I had forgotten that tattoos will be kind of messy and scabby for a while, so that was gross, and it was hard to let it breathe – I also couldn’t really avoid the sun or swimming pool as is recommended for a regular tattoo, but this is more about the blessing than the appearance so I’m not too worried about it.

My Sak Yant from Wat Bang Phra - a week later once it healed a bit.

The funniest part of all of this is that I had a small chili pepper tattoo on my shoulder – it’s so old and faded, I didn’t even remember which shoulder it was on.  It wasn’t until I was back in the hotel that I couldn’t find the chili pepper and realized that the monk just tattoo’d right over it!  Woops!

Sak Yant Meaning

Supposedly, there is a lot of superstition around these tattoos – I’ve read that some people were told not to share photos on social media, or the magical powers would be voided.  There were signs that forbid photos in the temple, so I don’t have any photos from the room itself, but I’m sure not everyone follows that as I’ve seen plenty of pictures online.  I got zero information about my tattoo, but a quick Google search was easy enough.

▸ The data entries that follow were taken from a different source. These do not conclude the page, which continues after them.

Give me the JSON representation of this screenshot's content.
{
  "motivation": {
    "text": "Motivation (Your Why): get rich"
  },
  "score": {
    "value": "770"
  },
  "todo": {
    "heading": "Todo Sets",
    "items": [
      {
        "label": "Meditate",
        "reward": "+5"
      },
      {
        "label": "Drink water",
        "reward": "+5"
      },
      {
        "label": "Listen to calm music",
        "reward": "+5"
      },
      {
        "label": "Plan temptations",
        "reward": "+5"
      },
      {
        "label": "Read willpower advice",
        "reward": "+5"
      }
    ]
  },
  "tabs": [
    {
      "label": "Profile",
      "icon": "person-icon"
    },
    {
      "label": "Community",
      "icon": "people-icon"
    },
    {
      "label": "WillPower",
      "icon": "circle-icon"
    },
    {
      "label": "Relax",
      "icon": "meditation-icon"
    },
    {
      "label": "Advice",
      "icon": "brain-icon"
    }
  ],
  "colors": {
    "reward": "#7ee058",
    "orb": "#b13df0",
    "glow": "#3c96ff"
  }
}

  1. First row prevents unjust punishment, leans in your favor when the area is gray, cleans out unwanted spirits and protects the place you live in.
  2.  Second row reverses and protects against bad horoscope constellations and bad luck.
  3. Third row protects you from the use of black magic and anyone who tries to put a curse on you.
  4. Fourth row energizes your good luck, success and fortune in your future ambitions and lifestyle.
  5. Fifth row is to gain charisma and attraction to the opposite sex. It is also a boost to the fourth row.

You can read about the monk who did my tattoo here, as well as see some pictures of the process. Here is another blog with excellent pictures of the entire process.

All in all, this was a pretty cool experience and I have a permanent reminder of my visit to Thailand, and hopefully some protection from black magic! You can receive these tattoo designs at many tattoo parlors throughout Thailand, but to me that was beside the point and I wanted to receive this from a monk. Even at Wat Bang Phra, you can go to an upstairs room and pay a lot more to choose the design that you want. You can also pay a guide service about $300 to escort you through the process, and one of the swankier hotels in Bangkok has brought in the monk who gave Angelina her tattoos – the price was well over $300, and included a trip out to the monastery for a blessing.

I’m happy with my design and I think it makes a great story- much better than the non-story I had for my other tattoos which I got when I was quite young!  Maybe I’ll even go back for another sak yant in a few years….

Do you have any travel tattoos?


Sak Yant Tattoo